AIM OF THE EXERCISE:
Every line holding "Elections" should be copied from the records below.

[Data entries]
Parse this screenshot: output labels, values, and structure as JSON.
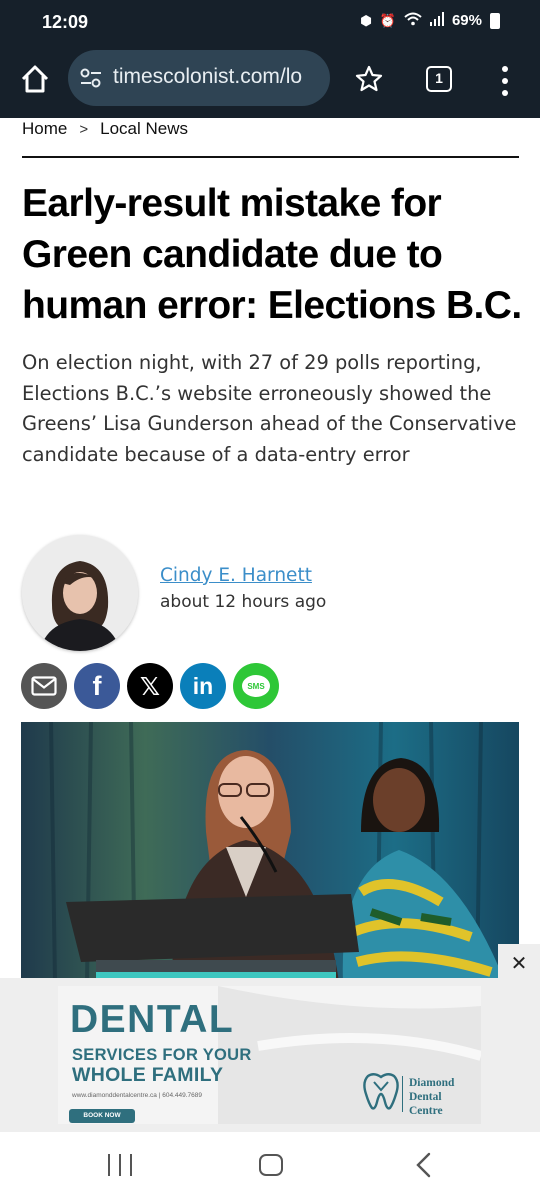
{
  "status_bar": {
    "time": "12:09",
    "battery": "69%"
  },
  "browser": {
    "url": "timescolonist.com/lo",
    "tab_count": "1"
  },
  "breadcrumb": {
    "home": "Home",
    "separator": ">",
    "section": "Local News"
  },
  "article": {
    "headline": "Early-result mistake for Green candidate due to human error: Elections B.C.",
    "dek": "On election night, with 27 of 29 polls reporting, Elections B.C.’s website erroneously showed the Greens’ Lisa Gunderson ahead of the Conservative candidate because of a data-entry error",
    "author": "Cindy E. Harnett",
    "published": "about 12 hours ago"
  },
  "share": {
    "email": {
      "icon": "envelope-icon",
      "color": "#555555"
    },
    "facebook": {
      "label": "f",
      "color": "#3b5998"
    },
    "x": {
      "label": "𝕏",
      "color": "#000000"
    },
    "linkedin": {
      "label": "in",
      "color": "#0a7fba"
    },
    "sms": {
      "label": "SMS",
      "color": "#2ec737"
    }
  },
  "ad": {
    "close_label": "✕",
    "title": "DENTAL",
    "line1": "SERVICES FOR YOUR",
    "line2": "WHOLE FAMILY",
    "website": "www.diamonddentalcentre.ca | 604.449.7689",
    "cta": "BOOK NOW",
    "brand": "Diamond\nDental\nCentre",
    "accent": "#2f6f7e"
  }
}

THE ANSWER:
    "headline": "Early-result mistake for Green candidate due to human error: Elections B.C.",
    "dek": "On election night, with 27 of 29 polls reporting, Elections B.C.’s website erroneously showed the Greens’ Lisa Gunderson ahead of the Conservative candidate because of a data-entry error",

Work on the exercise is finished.